The danger of repetition is even greater for the current incarnation of Spider-Man on the big screen, considering part of the appeal of Tom Holland’s wall-crawler is that he is continually placed in circumstances outside his experience and has to rise to the occasion to succeed; Captain America: Civil War (2016) saw him as a costumed hero for the first time, Spider-Man: Homecoming (2017) as a solo hero having to save the day and Avengers: Infinity War (2018) as someone dealing with cosmic threats for the first time. (Oh, and dying, too; spoilers.)

Spider-Man: Far From Home, then, had the choice to mix things up once again or risk losing the thread of what this version of the character has going for him that the others haven’t, to this point.

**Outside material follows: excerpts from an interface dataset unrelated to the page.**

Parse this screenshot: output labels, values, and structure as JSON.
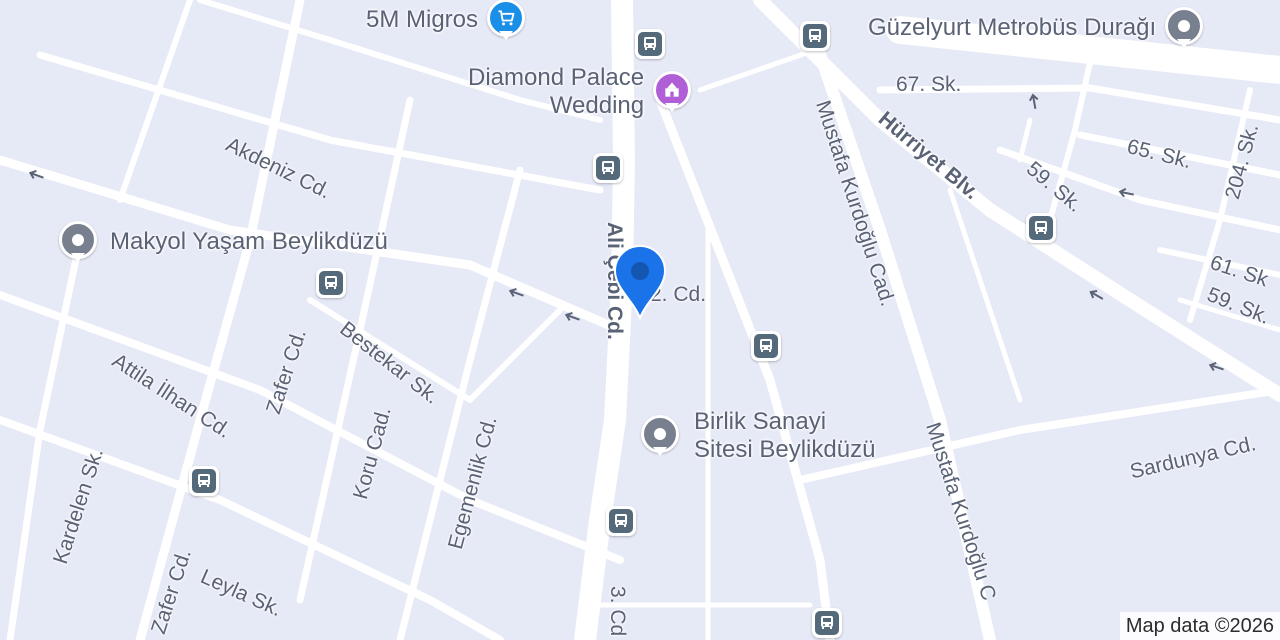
{
  "map": {
    "colors": {
      "background": "#e6e9f6",
      "road": "#ffffff",
      "label": "#5a6276",
      "marker": "#1a73e8",
      "marker_dot": "#1557b0",
      "poi_gray": "#78808f",
      "shop_blue": "#1a8fe8",
      "wedding_purple": "#b05fd6",
      "bus_stop": "#546a7b"
    },
    "streets": {
      "akdeniz": "Akdeniz Cd.",
      "ali_cebi": "Ali Çebi Cd.",
      "partial_cd": "2. Cd.",
      "bestekar": "Bestekar Sk.",
      "attila_ilhan": "Attila İlhan Cd.",
      "zafer_upper": "Zafer Cd.",
      "zafer_lower": "Zafer Cd.",
      "koru": "Koru Cad.",
      "egemenlik": "Egemenlik Cd.",
      "kardelen": "Kardelen Sk.",
      "leyla": "Leyla Sk.",
      "mustafa_upper": "Mustafa Kurdoğlu Cad.",
      "mustafa_lower": "Mustafa Kurdoğlu C",
      "hurriyet": "Hürriyet Blv.",
      "sk67": "67. Sk.",
      "sk65": "65. Sk.",
      "sk59a": "59. Sk.",
      "sk59b": "59. Sk.",
      "sk61": "61. Sk",
      "sk204": "204. Sk.",
      "sardunya": "Sardunya Cd.",
      "cd3": "3. Cd"
    },
    "places": {
      "migros": {
        "name": "5M Migros",
        "icon": "shopping-cart-icon"
      },
      "diamond": {
        "line1": "Diamond Palace",
        "line2": "Wedding",
        "icon": "wedding-hall-icon"
      },
      "guzelyurt": {
        "name": "Güzelyurt Metrobüs Durağı",
        "icon": "place-pin-icon"
      },
      "makyol": {
        "name": "Makyol Yaşam Beylikdüzü",
        "icon": "place-pin-icon"
      },
      "birlik": {
        "line1": "Birlik Sanayi",
        "line2": "Sitesi Beylikdüzü",
        "icon": "place-pin-icon"
      }
    },
    "attribution": "Map data ©2026"
  }
}
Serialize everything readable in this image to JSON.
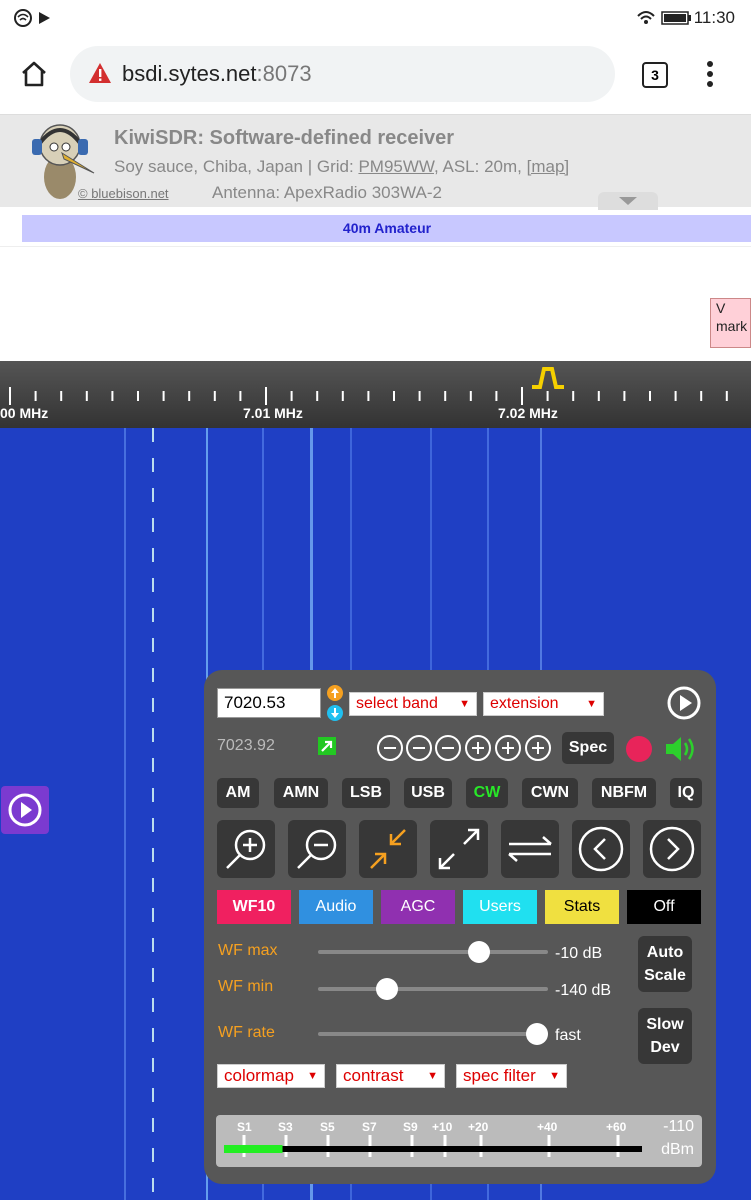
{
  "status": {
    "time": "11:30"
  },
  "browser": {
    "host": "bsdi.sytes.net",
    "port": ":8073",
    "tab_count": "3"
  },
  "kiwi": {
    "title": "KiwiSDR: Software-defined receiver",
    "location_prefix": "Soy sauce, Chiba, Japan | Grid: ",
    "grid": "PM95WW",
    "asl": ", ASL: 20m, ",
    "map_link": "[map]",
    "copyright": "© bluebison.net",
    "antenna": "Antenna: ApexRadio 303WA-2"
  },
  "band_label": "40m Amateur",
  "marker_label_1": "V",
  "marker_label_2": "mark",
  "scale": {
    "labels": [
      "00 MHz",
      "7.01 MHz",
      "7.02 MHz"
    ]
  },
  "panel": {
    "frequency": "7020.53",
    "select_band": "select band",
    "extension": "extension",
    "last_freq": "7023.92",
    "spec_label": "Spec",
    "modes": [
      "AM",
      "AMN",
      "LSB",
      "USB",
      "CW",
      "CWN",
      "NBFM",
      "IQ"
    ],
    "active_mode": "CW",
    "tabs": [
      "WF10",
      "Audio",
      "AGC",
      "Users",
      "Stats",
      "Off"
    ],
    "wf_max_label": "WF max",
    "wf_max_value": "-10 dB",
    "wf_max_level": 0.7,
    "wf_min_label": "WF min",
    "wf_min_value": "-140 dB",
    "wf_min_level": 0.3,
    "wf_rate_label": "WF rate",
    "wf_rate_value": "fast",
    "wf_rate_level": 0.95,
    "auto_scale_1": "Auto",
    "auto_scale_2": "Scale",
    "slow_dev_1": "Slow",
    "slow_dev_2": "Dev",
    "colormap": "colormap",
    "contrast": "contrast",
    "spec_filter": "spec filter",
    "smeter_ticks": [
      "S1",
      "S3",
      "S5",
      "S7",
      "S9",
      "+10",
      "+20",
      "+40",
      "+60"
    ],
    "smeter_value": "-110",
    "smeter_unit": "dBm",
    "smeter_level": 0.14
  },
  "colors": {
    "waterfall": "#1f3fc4",
    "panel": "#575757",
    "active_mode": "#28e828"
  }
}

In that light, International Spy Spidey doesn’t seem so unlikely — and, in filmmakers’ defense, Marvel’s comic book arm also gave this concept a spin with the 2015 Amazing Spider-Man series, in which Peter Parker was rich enough to own an international corporation and operate worldwide alongside SHIELD, so even Far From Home’s seeming deviations from tradition have comic book standing.

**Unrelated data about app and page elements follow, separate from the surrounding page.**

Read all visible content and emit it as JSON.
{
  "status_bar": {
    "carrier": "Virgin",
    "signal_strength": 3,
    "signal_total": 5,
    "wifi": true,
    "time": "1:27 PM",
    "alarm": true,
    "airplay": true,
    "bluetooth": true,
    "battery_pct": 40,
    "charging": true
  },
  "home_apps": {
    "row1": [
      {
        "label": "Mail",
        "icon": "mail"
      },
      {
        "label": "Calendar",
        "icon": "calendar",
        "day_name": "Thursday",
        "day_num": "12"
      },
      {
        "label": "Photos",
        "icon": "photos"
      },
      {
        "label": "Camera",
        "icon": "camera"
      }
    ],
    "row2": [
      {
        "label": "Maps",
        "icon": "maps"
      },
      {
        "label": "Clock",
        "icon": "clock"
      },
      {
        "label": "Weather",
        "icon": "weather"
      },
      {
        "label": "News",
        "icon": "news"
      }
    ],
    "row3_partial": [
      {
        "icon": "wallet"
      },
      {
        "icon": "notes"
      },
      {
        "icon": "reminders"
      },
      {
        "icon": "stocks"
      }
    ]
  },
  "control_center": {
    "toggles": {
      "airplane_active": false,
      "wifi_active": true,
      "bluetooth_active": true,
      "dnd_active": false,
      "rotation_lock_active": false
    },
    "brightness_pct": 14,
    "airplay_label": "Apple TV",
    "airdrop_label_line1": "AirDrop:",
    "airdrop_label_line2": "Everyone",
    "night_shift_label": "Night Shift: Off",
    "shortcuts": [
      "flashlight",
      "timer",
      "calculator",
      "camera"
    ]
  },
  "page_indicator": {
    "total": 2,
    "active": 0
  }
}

The obvious problem with this overall approach is that there’s only so many ways in which to push Peter Parker in unexpected new directions or give him new challenges without breaking the concept altogether — especially when Spider-Man: Into the Spider-Verse has already used the parallel reality Spider-Men option. By the time Avengers: Endgame is finished, Spider-Man is likely to have literally returned from the dead, not to mention having helped save reality itself, which kind of puts everything else into stark relief. At what point does Spider-Man become too experienced to have the same charm fans expect him to have?

(Of course, if this is merely a lead-in to replacing Holland, who will have appeared in five different movies as Spider-Man with the release of Far From Home, with a live-action Miles Morales, I’m A-OK with that.)

Spider-Man: Far From Home is set to be released July 5.